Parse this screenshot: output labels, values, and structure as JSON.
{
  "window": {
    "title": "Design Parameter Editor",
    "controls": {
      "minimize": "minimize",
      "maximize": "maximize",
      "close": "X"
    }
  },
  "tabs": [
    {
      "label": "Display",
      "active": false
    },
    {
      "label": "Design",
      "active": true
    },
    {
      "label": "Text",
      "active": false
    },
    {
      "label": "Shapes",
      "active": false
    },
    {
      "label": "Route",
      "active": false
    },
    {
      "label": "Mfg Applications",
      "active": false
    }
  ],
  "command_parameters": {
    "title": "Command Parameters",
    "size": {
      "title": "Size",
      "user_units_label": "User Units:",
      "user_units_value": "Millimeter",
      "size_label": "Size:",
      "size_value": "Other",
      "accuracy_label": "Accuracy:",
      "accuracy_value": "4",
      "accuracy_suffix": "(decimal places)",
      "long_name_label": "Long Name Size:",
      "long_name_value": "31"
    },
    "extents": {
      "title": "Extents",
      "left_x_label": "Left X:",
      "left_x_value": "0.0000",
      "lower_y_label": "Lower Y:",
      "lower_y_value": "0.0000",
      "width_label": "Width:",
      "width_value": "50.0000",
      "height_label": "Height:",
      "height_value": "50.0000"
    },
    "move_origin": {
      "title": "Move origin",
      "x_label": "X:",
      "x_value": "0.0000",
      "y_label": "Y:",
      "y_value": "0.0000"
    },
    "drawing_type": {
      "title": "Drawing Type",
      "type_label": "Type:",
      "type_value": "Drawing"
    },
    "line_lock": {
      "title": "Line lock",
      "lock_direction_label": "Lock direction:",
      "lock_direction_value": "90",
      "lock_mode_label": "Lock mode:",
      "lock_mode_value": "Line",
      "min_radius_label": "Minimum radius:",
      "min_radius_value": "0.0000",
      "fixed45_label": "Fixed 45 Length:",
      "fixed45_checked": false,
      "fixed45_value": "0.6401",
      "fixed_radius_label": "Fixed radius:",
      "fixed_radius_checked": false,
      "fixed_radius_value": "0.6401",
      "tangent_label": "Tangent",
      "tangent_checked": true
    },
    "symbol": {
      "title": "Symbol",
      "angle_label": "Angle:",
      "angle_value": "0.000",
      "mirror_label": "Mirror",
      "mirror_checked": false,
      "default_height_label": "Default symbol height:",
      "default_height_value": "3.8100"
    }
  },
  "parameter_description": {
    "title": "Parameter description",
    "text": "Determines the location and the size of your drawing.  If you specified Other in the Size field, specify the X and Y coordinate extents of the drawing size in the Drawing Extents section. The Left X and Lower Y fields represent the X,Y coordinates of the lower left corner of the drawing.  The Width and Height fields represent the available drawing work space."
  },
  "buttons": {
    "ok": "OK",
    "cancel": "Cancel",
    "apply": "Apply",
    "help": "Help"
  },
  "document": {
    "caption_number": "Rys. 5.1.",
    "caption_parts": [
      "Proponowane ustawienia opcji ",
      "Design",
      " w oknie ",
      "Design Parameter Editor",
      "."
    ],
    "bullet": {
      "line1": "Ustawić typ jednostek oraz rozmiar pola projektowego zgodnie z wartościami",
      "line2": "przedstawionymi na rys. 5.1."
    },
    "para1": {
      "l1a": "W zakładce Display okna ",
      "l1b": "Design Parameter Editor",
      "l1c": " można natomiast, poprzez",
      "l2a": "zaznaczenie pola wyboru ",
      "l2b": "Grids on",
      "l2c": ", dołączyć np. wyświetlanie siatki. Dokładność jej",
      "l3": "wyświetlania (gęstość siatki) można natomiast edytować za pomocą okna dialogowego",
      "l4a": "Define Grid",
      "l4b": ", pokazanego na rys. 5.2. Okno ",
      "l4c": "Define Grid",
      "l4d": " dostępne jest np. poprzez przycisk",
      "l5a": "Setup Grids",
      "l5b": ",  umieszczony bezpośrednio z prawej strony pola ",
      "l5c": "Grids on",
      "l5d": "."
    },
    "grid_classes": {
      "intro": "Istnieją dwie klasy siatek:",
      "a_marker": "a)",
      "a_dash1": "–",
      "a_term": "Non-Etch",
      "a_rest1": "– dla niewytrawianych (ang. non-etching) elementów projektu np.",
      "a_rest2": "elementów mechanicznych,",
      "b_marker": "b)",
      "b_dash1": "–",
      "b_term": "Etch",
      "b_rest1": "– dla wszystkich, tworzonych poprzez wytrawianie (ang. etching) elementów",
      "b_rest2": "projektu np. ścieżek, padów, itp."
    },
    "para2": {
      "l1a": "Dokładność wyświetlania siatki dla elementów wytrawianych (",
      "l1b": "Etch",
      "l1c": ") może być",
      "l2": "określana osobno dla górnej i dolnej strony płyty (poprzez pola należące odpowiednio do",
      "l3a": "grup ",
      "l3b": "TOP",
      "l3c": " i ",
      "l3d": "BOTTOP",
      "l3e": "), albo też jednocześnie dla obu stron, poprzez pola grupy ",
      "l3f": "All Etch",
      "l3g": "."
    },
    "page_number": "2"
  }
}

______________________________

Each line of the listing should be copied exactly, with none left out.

*Response to the task:*
Parse this screenshot: output labels, values, and structure as JSON.
{
  "window": {
    "title": "Design Parameter Editor",
    "controls": {
      "minimize": "minimize",
      "maximize": "maximize",
      "close": "X"
    }
  },
  "tabs": [
    {
      "label": "Display",
      "active": false
    },
    {
      "label": "Design",
      "active": true
    },
    {
      "label": "Text",
      "active": false
    },
    {
      "label": "Shapes",
      "active": false
    },
    {
      "label": "Route",
      "active": false
    },
    {
      "label": "Mfg Applications",
      "active": false
    }
  ],
  "command_parameters": {
    "title": "Command Parameters",
    "size": {
      "title": "Size",
      "user_units_label": "User Units:",
      "user_units_value": "Millimeter",
      "size_label": "Size:",
      "size_value": "Other",
      "accuracy_label": "Accuracy:",
      "accuracy_value": "4",
      "accuracy_suffix": "(decimal places)",
      "long_name_label": "Long Name Size:",
      "long_name_value": "31"
    },
    "extents": {
      "title": "Extents",
      "left_x_label": "Left X:",
      "left_x_value": "0.0000",
      "lower_y_label": "Lower Y:",
      "lower_y_value": "0.0000",
      "width_label": "Width:",
      "width_value": "50.0000",
      "height_label": "Height:",
      "height_value": "50.0000"
    },
    "move_origin": {
      "title": "Move origin",
      "x_label": "X:",
      "x_value": "0.0000",
      "y_label": "Y:",
      "y_value": "0.0000"
    },
    "drawing_type": {
      "title": "Drawing Type",
      "type_label": "Type:",
      "type_value": "Drawing"
    },
    "line_lock": {
      "title": "Line lock",
      "lock_direction_label": "Lock direction:",
      "lock_direction_value": "90",
      "lock_mode_label": "Lock mode:",
      "lock_mode_value": "Line",
      "min_radius_label": "Minimum radius:",
      "min_radius_value": "0.0000",
      "fixed45_label": "Fixed 45 Length:",
      "fixed45_checked": false,
      "fixed45_value": "0.6401",
      "fixed_radius_label": "Fixed radius:",
      "fixed_radius_checked": false,
      "fixed_radius_value": "0.6401",
      "tangent_label": "Tangent",
      "tangent_checked": true
    },
    "symbol": {
      "title": "Symbol",
      "angle_label": "Angle:",
      "angle_value": "0.000",
      "mirror_label": "Mirror",
      "mirror_checked": false,
      "default_height_label": "Default symbol height:",
      "default_height_value": "3.8100"
    }
  },
  "parameter_description": {
    "title": "Parameter description",
    "text": "Determines the location and the size of your drawing.  If you specified Other in the Size field, specify the X and Y coordinate extents of the drawing size in the Drawing Extents section. The Left X and Lower Y fields represent the X,Y coordinates of the lower left corner of the drawing.  The Width and Height fields represent the available drawing work space."
  },
  "buttons": {
    "ok": "OK",
    "cancel": "Cancel",
    "apply": "Apply",
    "help": "Help"
  },
  "document": {
    "caption_number": "Rys. 5.1.",
    "caption_parts": [
      "Proponowane ustawienia opcji ",
      "Design",
      " w oknie ",
      "Design Parameter Editor",
      "."
    ],
    "bullet": {
      "line1": "Ustawić typ jednostek oraz rozmiar pola projektowego zgodnie z wartościami",
      "line2": "przedstawionymi na rys. 5.1."
    },
    "para1": {
      "l1a": "W zakładce Display okna ",
      "l1b": "Design Parameter Editor",
      "l1c": " można natomiast, poprzez",
      "l2a": "zaznaczenie pola wyboru ",
      "l2b": "Grids on",
      "l2c": ", dołączyć np. wyświetlanie siatki. Dokładność jej",
      "l3": "wyświetlania (gęstość siatki) można natomiast edytować za pomocą okna dialogowego",
      "l4a": "Define Grid",
      "l4b": ", pokazanego na rys. 5.2. Okno ",
      "l4c": "Define Grid",
      "l4d": " dostępne jest np. poprzez przycisk",
      "l5a": "Setup Grids",
      "l5b": ",  umieszczony bezpośrednio z prawej strony pola ",
      "l5c": "Grids on",
      "l5d": "."
    },
    "grid_classes": {
      "intro": "Istnieją dwie klasy siatek:",
      "a_marker": "a)",
      "a_dash1": "–",
      "a_term": "Non-Etch",
      "a_rest1": "– dla niewytrawianych (ang. non-etching) elementów projektu np.",
      "a_rest2": "elementów mechanicznych,",
      "b_marker": "b)",
      "b_dash1": "–",
      "b_term": "Etch",
      "b_rest1": "– dla wszystkich, tworzonych poprzez wytrawianie (ang. etching) elementów",
      "b_rest2": "projektu np. ścieżek, padów, itp."
    },
    "para2": {
      "l1a": "Dokładność wyświetlania siatki dla elementów wytrawianych (",
      "l1b": "Etch",
      "l1c": ") może być",
      "l2": "określana osobno dla górnej i dolnej strony płyty (poprzez pola należące odpowiednio do",
      "l3a": "grup ",
      "l3b": "TOP",
      "l3c": " i ",
      "l3d": "BOTTOP",
      "l3e": "), albo też jednocześnie dla obu stron, poprzez pola grupy ",
      "l3f": "All Etch",
      "l3g": "."
    },
    "page_number": "2"
  }
}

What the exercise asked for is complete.